(Items listed in a dataset)
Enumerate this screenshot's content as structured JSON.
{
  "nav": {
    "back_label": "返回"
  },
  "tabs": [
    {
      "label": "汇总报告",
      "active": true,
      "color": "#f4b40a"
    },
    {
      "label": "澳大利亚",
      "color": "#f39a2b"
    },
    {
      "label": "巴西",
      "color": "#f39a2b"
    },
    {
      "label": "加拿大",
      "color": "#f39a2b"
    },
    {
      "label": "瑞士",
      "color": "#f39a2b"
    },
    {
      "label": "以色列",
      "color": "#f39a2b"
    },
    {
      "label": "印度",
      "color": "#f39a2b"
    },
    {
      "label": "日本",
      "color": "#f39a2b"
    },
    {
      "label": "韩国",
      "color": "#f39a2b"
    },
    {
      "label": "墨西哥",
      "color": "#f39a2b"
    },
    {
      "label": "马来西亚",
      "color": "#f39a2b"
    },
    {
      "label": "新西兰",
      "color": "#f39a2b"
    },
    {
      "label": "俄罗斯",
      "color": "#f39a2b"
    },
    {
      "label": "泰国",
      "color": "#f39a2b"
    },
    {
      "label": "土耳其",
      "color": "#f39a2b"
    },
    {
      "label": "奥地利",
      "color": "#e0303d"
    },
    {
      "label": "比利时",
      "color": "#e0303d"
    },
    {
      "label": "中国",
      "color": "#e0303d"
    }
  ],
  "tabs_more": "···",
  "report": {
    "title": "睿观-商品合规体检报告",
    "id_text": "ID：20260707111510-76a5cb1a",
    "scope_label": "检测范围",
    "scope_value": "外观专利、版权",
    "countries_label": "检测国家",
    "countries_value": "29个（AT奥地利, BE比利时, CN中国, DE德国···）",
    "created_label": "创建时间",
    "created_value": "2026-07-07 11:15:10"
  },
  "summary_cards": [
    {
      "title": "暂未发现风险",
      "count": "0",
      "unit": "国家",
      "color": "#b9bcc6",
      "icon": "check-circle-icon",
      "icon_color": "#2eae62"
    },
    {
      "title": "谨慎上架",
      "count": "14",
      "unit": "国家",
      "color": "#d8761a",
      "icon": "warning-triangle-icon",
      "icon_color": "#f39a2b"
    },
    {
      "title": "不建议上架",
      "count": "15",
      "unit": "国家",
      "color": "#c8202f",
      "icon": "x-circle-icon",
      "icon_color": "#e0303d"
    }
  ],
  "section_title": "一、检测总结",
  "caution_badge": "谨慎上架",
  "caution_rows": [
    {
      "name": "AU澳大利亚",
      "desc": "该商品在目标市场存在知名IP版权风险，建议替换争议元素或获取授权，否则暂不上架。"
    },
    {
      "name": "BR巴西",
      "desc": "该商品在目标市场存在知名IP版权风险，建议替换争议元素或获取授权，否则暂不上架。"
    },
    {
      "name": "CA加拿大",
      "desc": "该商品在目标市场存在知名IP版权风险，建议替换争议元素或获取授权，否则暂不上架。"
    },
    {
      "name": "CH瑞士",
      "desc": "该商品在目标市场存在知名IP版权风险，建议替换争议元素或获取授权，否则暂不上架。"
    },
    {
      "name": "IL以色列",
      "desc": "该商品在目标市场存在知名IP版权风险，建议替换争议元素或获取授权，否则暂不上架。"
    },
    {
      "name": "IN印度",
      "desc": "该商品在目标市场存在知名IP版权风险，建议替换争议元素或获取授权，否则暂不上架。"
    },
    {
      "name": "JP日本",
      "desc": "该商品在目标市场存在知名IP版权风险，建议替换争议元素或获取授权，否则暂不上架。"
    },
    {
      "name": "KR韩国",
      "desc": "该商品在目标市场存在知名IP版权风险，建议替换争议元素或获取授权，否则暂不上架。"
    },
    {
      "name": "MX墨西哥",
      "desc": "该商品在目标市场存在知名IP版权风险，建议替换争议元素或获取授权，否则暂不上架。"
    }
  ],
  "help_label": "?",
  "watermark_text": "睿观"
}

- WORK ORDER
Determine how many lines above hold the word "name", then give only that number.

- YOUR SOLUTION
9